A Kettle of Kites

Adult White-tailed Kite perched high in an Ash tree looking into the grassy meadow below.

Juvenile White-tailed Kite flying in Kettle with others.
At least 5 Kites in the Ash tree next to another Ash with 5 or 6 more Kites.

A juvenile Kite busy crying for food while the rest of the group is “kiting” and making lots of shrills, whistles, and “keep-keep-keep” sounds.

Around mid-August one of our small and graceful raptors, the White-Tailed Kite, Elanus leucurus, fills the air with its ‘plee-wit, plee-wit’ warning call or its ‘keep-keep-keep’ whistles. It is mainly white underneath and can be mistaken for a gull due to its black wingtips and shoulders. It gets its name from its white tail and its fluttering behavior called ‘kiting.’ This year appears to be a very good year for our Kites nesting on the mitigation lands. There were at least four pairs from the south end to the north end that each successfully raised two young. A great visual of this was when a few days ago on the north end of the valley, the trees were suddenly full of White-tailed Kites. When I counted them, there were sixteen! It was a beautiful display, with adults flying high into the sky and fluttering down to the treetops while the juvenile birds tried out their aerial skills. All would land in the trees and make lots of noise and then one by one take off into the air to soar and flutter like kites.

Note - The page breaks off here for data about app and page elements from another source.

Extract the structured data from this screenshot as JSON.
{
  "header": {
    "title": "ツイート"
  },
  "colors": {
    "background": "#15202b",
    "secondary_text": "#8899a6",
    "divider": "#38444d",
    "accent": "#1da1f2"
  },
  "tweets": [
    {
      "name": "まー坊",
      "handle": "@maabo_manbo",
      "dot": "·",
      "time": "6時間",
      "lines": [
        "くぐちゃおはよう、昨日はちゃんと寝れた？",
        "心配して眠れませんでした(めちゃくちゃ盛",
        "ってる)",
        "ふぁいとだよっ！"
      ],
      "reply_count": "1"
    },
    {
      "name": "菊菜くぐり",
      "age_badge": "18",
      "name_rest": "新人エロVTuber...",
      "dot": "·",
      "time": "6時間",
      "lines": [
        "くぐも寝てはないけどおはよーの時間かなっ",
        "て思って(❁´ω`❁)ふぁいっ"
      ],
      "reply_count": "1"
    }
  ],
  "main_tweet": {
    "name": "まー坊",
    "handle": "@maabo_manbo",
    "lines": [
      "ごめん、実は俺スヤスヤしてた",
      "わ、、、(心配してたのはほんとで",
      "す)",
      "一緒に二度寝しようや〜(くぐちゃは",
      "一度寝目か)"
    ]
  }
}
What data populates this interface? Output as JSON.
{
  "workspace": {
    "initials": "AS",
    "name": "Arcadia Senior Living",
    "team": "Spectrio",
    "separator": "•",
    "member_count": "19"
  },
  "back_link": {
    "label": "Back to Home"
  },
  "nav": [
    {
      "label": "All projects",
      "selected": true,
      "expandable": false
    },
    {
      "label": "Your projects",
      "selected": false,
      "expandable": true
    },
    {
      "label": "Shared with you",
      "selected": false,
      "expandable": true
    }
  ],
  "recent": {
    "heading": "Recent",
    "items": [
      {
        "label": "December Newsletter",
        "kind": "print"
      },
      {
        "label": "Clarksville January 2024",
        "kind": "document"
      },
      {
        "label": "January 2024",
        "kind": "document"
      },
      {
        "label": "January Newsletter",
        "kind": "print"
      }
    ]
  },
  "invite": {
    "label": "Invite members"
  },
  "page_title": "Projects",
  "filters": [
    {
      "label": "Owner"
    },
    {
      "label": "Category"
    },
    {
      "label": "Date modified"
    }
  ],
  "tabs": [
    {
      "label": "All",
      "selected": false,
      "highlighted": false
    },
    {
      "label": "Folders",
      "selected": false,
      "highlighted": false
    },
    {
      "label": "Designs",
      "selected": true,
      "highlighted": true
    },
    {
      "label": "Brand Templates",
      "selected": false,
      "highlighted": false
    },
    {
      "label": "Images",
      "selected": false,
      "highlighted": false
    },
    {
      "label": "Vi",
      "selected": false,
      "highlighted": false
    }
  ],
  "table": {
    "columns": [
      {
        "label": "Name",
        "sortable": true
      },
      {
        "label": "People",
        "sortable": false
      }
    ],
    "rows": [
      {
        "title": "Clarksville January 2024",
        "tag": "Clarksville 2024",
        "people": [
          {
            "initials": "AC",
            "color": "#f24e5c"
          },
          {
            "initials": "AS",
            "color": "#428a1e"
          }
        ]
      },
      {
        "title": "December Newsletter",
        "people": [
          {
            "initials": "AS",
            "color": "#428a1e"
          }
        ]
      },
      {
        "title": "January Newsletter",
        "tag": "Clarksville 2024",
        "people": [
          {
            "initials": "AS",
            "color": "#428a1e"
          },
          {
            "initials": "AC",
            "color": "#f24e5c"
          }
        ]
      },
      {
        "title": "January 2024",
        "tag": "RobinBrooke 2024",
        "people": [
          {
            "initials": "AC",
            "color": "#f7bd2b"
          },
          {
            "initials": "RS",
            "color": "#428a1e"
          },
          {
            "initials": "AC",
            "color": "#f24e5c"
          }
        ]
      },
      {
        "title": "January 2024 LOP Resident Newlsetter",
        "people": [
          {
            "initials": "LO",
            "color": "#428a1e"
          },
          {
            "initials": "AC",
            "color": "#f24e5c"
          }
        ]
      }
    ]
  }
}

It looked like a dance of angels!

I read recently that Kites are social birds outside of the breeding season, and that they often roost communally, sometimes in groups of up to 100! Watching these 16, I imagined what that would be like, extraordinarily fantastic for sure.

It was once thought that White-tailed Kites only ate voles but now it is known that they eat many types of rodents including rabbits, shrews, gophers, and rats. As with many birds of prey, or raptors, they will also eat birds, insects, lizards, snakes, and frogs.

White-tailed Kites form pair bonds that last only during the breeding season.  Both the male and female help to build a small nest in a treetop which will be reused year after year. This sounds a bit tricky but maybe one half of the old pair decides the nest is hers or his? In a valley as small as ours, the pairs either recycle their partners or new partners are found from other Kite populations coming in from other territories. Kites are mostly resident birds with no regular migration, but they do wander widely. They are found throughout the Americas with California and Texas having the highest numbers in North America. Since they prefer to hunt grasslands, riparian valleys, marshes, and shrublands, our Little Lake Valley is the perfect habitat for the graceful White-tailed Kite. Each day, no matter where I am walking on the mitigation land, there are always Kites to watch and thrill the senses.